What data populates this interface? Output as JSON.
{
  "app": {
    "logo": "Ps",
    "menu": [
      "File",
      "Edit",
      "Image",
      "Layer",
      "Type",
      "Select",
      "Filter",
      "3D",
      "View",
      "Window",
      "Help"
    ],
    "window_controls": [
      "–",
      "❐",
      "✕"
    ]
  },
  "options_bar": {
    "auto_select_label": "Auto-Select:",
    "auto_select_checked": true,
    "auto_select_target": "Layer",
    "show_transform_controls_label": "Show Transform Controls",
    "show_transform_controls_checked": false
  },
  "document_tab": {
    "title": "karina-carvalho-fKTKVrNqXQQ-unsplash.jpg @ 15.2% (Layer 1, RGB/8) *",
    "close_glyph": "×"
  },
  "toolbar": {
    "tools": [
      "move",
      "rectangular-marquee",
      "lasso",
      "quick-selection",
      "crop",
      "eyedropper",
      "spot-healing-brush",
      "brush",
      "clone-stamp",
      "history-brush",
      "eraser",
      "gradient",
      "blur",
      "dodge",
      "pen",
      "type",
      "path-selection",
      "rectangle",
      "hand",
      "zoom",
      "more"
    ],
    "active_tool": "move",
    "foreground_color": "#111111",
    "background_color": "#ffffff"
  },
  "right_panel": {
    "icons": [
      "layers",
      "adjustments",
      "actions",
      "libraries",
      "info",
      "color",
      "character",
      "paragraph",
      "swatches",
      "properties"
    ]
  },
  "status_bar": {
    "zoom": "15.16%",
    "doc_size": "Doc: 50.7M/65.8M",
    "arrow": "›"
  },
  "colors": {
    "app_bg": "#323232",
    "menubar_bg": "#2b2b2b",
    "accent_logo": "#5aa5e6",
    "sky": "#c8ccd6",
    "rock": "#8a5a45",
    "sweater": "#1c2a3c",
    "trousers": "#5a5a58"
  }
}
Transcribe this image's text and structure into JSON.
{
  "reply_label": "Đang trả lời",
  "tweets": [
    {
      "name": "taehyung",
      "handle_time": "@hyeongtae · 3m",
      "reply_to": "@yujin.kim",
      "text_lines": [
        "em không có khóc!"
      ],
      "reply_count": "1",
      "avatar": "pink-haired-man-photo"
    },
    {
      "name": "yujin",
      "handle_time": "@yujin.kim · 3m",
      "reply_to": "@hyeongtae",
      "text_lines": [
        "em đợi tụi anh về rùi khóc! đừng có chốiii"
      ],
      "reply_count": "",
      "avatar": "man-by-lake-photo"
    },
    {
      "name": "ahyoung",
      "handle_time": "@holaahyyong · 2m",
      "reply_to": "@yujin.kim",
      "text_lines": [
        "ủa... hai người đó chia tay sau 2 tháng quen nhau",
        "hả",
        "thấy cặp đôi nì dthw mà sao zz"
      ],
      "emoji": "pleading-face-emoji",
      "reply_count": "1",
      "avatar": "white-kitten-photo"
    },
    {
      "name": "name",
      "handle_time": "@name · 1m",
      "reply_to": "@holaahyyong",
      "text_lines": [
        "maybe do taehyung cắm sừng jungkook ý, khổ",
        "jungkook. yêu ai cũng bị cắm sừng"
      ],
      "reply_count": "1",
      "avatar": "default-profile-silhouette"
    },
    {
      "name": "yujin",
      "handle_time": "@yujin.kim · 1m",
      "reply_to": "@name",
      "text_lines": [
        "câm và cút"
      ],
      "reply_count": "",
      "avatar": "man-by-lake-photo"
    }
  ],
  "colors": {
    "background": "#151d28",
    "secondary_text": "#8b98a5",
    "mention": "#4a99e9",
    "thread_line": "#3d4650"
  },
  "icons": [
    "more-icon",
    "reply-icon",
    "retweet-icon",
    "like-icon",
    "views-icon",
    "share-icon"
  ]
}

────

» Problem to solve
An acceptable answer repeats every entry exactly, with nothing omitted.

» Reply to the task
What data populates this interface? Output as JSON.
{
  "app": {
    "logo": "Ps",
    "menu": [
      "File",
      "Edit",
      "Image",
      "Layer",
      "Type",
      "Select",
      "Filter",
      "3D",
      "View",
      "Window",
      "Help"
    ],
    "window_controls": [
      "–",
      "❐",
      "✕"
    ]
  },
  "options_bar": {
    "auto_select_label": "Auto-Select:",
    "auto_select_checked": true,
    "auto_select_target": "Layer",
    "show_transform_controls_label": "Show Transform Controls",
    "show_transform_controls_checked": false
  },
  "document_tab": {
    "title": "karina-carvalho-fKTKVrNqXQQ-unsplash.jpg @ 15.2% (Layer 1, RGB/8) *",
    "close_glyph": "×"
  },
  "toolbar": {
    "tools": [
      "move",
      "rectangular-marquee",
      "lasso",
      "quick-selection",
      "crop",
      "eyedropper",
      "spot-healing-brush",
      "brush",
      "clone-stamp",
      "history-brush",
      "eraser",
      "gradient",
      "blur",
      "dodge",
      "pen",
      "type",
      "path-selection",
      "rectangle",
      "hand",
      "zoom",
      "more"
    ],
    "active_tool": "move",
    "foreground_color": "#111111",
    "background_color": "#ffffff"
  },
  "right_panel": {
    "icons": [
      "layers",
      "adjustments",
      "actions",
      "libraries",
      "info",
      "color",
      "character",
      "paragraph",
      "swatches",
      "properties"
    ]
  },
  "status_bar": {
    "zoom": "15.16%",
    "doc_size": "Doc: 50.7M/65.8M",
    "arrow": "›"
  },
  "colors": {
    "app_bg": "#323232",
    "menubar_bg": "#2b2b2b",
    "accent_logo": "#5aa5e6",
    "sky": "#c8ccd6",
    "rock": "#8a5a45",
    "sweater": "#1c2a3c",
    "trousers": "#5a5a58"
  }
}
Transcribe this image's text and structure into JSON.
{
  "reply_label": "Đang trả lời",
  "tweets": [
    {
      "name": "taehyung",
      "handle_time": "@hyeongtae · 3m",
      "reply_to": "@yujin.kim",
      "text_lines": [
        "em không có khóc!"
      ],
      "reply_count": "1",
      "avatar": "pink-haired-man-photo"
    },
    {
      "name": "yujin",
      "handle_time": "@yujin.kim · 3m",
      "reply_to": "@hyeongtae",
      "text_lines": [
        "em đợi tụi anh về rùi khóc! đừng có chốiii"
      ],
      "reply_count": "",
      "avatar": "man-by-lake-photo"
    },
    {
      "name": "ahyoung",
      "handle_time": "@holaahyyong · 2m",
      "reply_to": "@yujin.kim",
      "text_lines": [
        "ủa... hai người đó chia tay sau 2 tháng quen nhau",
        "hả",
        "thấy cặp đôi nì dthw mà sao zz"
      ],
      "emoji": "pleading-face-emoji",
      "reply_count": "1",
      "avatar": "white-kitten-photo"
    },
    {
      "name": "name",
      "handle_time": "@name · 1m",
      "reply_to": "@holaahyyong",
      "text_lines": [
        "maybe do taehyung cắm sừng jungkook ý, khổ",
        "jungkook. yêu ai cũng bị cắm sừng"
      ],
      "reply_count": "1",
      "avatar": "default-profile-silhouette"
    },
    {
      "name": "yujin",
      "handle_time": "@yujin.kim · 1m",
      "reply_to": "@name",
      "text_lines": [
        "câm và cút"
      ],
      "reply_count": "",
      "avatar": "man-by-lake-photo"
    }
  ],
  "colors": {
    "background": "#151d28",
    "secondary_text": "#8b98a5",
    "mention": "#4a99e9",
    "thread_line": "#3d4650"
  },
  "icons": [
    "more-icon",
    "reply-icon",
    "retweet-icon",
    "like-icon",
    "views-icon",
    "share-icon"
  ]
}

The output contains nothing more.